Dataset rows for apps and sites
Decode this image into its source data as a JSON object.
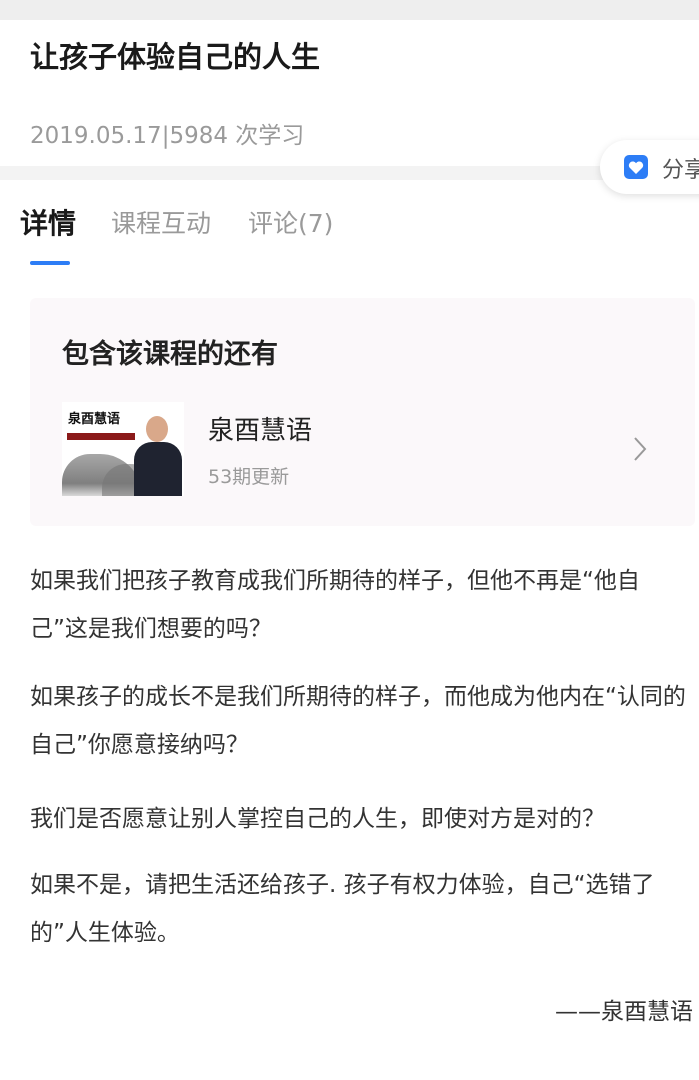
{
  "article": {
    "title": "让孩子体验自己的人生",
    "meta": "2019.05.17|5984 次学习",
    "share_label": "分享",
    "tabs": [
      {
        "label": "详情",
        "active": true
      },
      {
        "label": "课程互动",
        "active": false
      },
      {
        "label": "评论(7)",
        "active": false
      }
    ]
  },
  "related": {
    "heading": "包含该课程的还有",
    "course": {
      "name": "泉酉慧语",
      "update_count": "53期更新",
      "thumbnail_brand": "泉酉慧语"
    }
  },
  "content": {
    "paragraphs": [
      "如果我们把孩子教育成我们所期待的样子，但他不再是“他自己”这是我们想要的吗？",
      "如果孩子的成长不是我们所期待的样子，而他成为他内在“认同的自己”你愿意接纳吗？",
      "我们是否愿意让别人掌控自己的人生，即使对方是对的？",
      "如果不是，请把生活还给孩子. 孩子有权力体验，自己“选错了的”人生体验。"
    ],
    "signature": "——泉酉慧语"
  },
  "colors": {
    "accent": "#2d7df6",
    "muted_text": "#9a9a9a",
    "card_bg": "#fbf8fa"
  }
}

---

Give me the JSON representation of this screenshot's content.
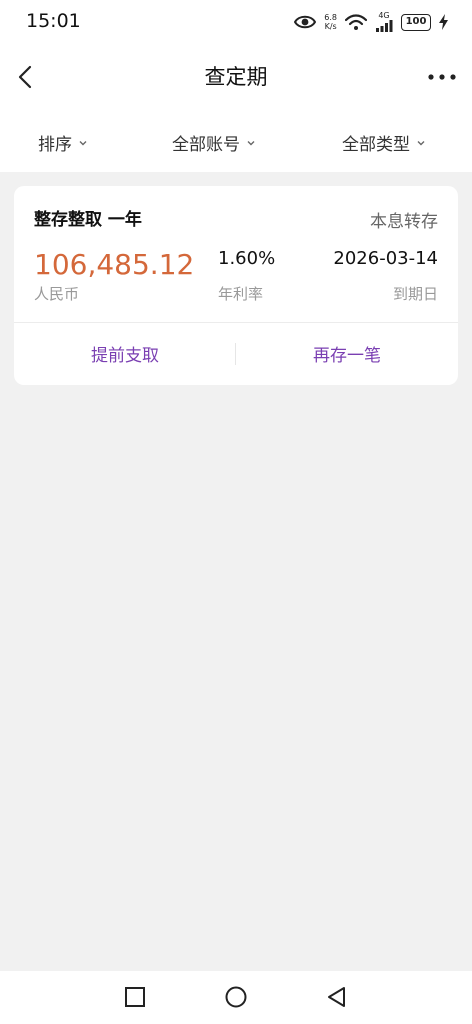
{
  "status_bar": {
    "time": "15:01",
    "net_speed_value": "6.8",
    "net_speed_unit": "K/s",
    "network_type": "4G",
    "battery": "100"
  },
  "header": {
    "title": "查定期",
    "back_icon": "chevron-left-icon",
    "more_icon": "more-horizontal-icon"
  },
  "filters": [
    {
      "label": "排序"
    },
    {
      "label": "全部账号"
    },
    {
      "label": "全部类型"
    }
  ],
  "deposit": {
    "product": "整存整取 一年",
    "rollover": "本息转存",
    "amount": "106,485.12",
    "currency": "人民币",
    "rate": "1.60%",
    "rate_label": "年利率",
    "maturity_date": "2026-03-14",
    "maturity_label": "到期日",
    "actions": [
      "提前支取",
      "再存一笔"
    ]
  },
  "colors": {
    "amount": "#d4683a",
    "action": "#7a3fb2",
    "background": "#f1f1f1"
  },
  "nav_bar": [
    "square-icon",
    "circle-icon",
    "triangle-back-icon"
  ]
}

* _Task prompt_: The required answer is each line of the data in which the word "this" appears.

* _Task solution_:
Decode this image into its source data as a JSON object.
Give me the JSON representation of this screenshot's content.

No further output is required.